The White House has just dropped a Sunday evening bombshell: Neoliberal economist Larry Summers — who President Barack Obama was on the verge of nominating to be the next Chairman of the Board of Governors of the Federal Reserve — is no longer being considered for the position, at his own request!
“Earlier today, I spoke with Larry Summers and accepted his decision to withdraw his name from consideration for Chairman of the Federal Reserve,” said President Barack Obama in a statement sent to NPI and other media outlets.
“Larry was a critical member of my team as we faced down the worst economic crisis since the Great Depression, and it was in no small part because of his expertise, wisdom, and leadership that we wrestled the economy back to growth and made the kind of progress we are seeing today. I will always be grateful to Larry for his tireless work and service on behalf of his country, and I look forward to continuing to seek his guidance and counsel in the future.”
We would greatly prefer that President Obama seek the advice and counsel of wise economists like Dean Baker, Paul Krugman, Joe Stiglitz, and Christina Romer on economic matters in the future… not Larry Summers. That aside, there’s no question that this is a hugely positive development for our country.
Larry Summers has just done what the President of the United States was unwilling to do: Recognize that he’s not the best man for the job.

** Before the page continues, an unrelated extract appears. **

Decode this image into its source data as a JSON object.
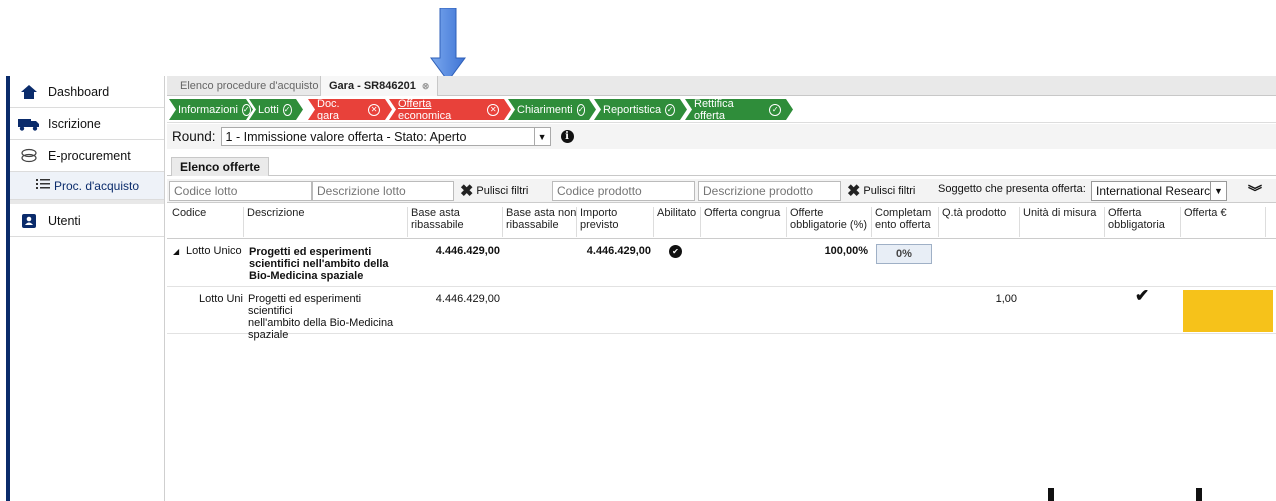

The full text of his letter was as follows:
Dear Mr. President,
I am writing to withdraw my name for consideration to be Chairman of the Federal Reserve.

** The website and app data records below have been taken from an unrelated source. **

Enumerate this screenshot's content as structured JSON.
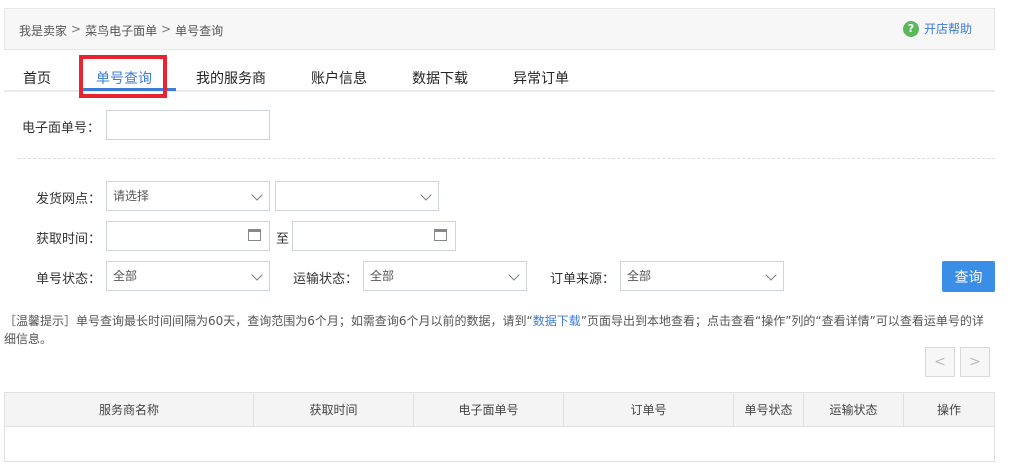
{
  "breadcrumb": {
    "items": [
      "我是卖家",
      "菜鸟电子面单",
      "单号查询"
    ],
    "separator": ">"
  },
  "help": {
    "icon": "question-circle-icon",
    "label": "开店帮助"
  },
  "tabs": [
    {
      "label": "首页",
      "active": false
    },
    {
      "label": "单号查询",
      "active": true
    },
    {
      "label": "我的服务商",
      "active": false
    },
    {
      "label": "账户信息",
      "active": false
    },
    {
      "label": "数据下载",
      "active": false
    },
    {
      "label": "异常订单",
      "active": false
    }
  ],
  "form": {
    "waybill_label": "电子面单号：",
    "waybill_value": "",
    "branch_label": "发货网点：",
    "branch_select_value": "请选择",
    "branch_select2_value": "",
    "time_label": "获取时间：",
    "time_from": "",
    "time_to_label": "至",
    "time_to": "",
    "status_label": "单号状态：",
    "status_value": "全部",
    "transport_label": "运输状态：",
    "transport_value": "全部",
    "source_label": "订单来源：",
    "source_value": "全部",
    "query_button": "查询"
  },
  "tip": {
    "text1": "［温馨提示］单号查询最长时间间隔为60天，查询范围为6个月；如需查询6个月以前的数据，请到“",
    "link": "数据下载",
    "text2": "”页面导出到本地查看；点击查看“操作”列的“查看详情”可以查看运单号的详细信息。"
  },
  "pager": {
    "prev": "<",
    "next": ">"
  },
  "table": {
    "columns": [
      "服务商名称",
      "获取时间",
      "电子面单号",
      "订单号",
      "单号状态",
      "运输状态",
      "操作"
    ]
  },
  "colors": {
    "accent": "#3c7bd6",
    "button": "#3a8ee6",
    "highlight": "#e8252f"
  }
}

It has been a privilege to work with you since the beginning of your Administration as you led the nation through a severe recession into a sustained economic recovery built on the policies to promote employment and strengthen the middle class.
This is a complex moment in our national life. I have reluctantly concluded than any possible confirmation process for me would be acrimonious and would not serve the interests of the Federal Reserve, the Administration, or ultimately, the interests of the nation’s ongoing economic recovery.
I look forward to continuing to support your efforts to strengthen our national economy by creating a broad based prosperity and to reform our financial system so that no President ever again faces what you and your economic team faced upon taking office in 2009.
Summers apparently had the full support of the President. If he had wanted to be Fed Chair, the President was going to nominate him, never mind that his prospects of confirmation were about as far away from certain as a prospective nominee’s could be. But Summers evidently concluded that the best thing to do was to ask the President to pull his name from consideration — which is what we and many other progressives been asking the President to do for days now.
The President may not have been willing to listen to the likes of us, but he certainly listens to Larry Summers, as he made clear in the statement the White House Press Office released tonight. Summers, thankfully, realized that his nomination would have been counterproductive, distracting the Obama administration from making progress on a number of important policy fronts (like immigration).
It also could have ended in an embarrassing defeat. Summers may be arrogant, but he has a reputation for being smart. He saw the writing on the wall. Three Democrats on the Senate Banking Committee had already pledged not to support him (Jon Tester, Jeff Merkley, and Sherrod Brown). Elizabeth Warren is also said to have been a no vote, but stayed quiet out of respect for the President.
Rather than getting caught up in his own ego for a change, Larry Summers has removed himself from the picture and paved the way for President Obama to nominate a far more qualified candidate, like Fed Vice Chairwoman Janet Yellen.
And for that, we are grateful.
I don’t think there has ever been an occasion where we have thanked Larry Summers in the past, but in the wake of his decision to withdraw, we’d like to most heartily thank Larry Summers and congratulate him for his wise decision.